Web page and app entries
- - -
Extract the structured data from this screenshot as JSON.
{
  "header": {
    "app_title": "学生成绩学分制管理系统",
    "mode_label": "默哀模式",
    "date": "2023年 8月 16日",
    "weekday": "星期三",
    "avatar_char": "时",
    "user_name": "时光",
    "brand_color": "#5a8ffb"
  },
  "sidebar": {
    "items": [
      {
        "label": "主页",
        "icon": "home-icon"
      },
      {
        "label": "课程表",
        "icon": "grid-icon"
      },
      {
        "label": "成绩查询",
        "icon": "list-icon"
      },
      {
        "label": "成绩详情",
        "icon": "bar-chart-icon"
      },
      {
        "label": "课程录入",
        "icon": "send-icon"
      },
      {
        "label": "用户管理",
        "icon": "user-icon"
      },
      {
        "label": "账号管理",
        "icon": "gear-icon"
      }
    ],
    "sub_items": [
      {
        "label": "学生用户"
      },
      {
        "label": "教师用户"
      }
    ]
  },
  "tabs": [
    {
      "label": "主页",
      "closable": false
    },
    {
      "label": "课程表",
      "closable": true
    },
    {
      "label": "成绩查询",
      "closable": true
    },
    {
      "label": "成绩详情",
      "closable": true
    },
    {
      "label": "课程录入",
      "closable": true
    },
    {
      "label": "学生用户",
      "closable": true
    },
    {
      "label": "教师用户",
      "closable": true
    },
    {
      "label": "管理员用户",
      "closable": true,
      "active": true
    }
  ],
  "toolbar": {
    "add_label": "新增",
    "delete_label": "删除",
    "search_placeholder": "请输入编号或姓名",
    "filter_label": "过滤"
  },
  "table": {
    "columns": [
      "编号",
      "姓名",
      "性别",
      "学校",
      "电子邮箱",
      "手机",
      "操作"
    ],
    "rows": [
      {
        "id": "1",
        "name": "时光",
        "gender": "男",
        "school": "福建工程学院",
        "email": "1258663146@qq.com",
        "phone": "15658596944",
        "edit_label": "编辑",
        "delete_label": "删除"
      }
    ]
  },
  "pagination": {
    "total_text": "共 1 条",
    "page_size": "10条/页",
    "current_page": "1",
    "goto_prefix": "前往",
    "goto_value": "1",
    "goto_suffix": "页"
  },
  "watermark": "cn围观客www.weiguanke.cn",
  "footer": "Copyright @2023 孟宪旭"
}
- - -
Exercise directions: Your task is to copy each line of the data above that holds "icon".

Task output:
        "icon": "home-icon"
        "icon": "grid-icon"
        "icon": "list-icon"
        "icon": "bar-chart-icon"
        "icon": "send-icon"
        "icon": "user-icon"
        "icon": "gear-icon"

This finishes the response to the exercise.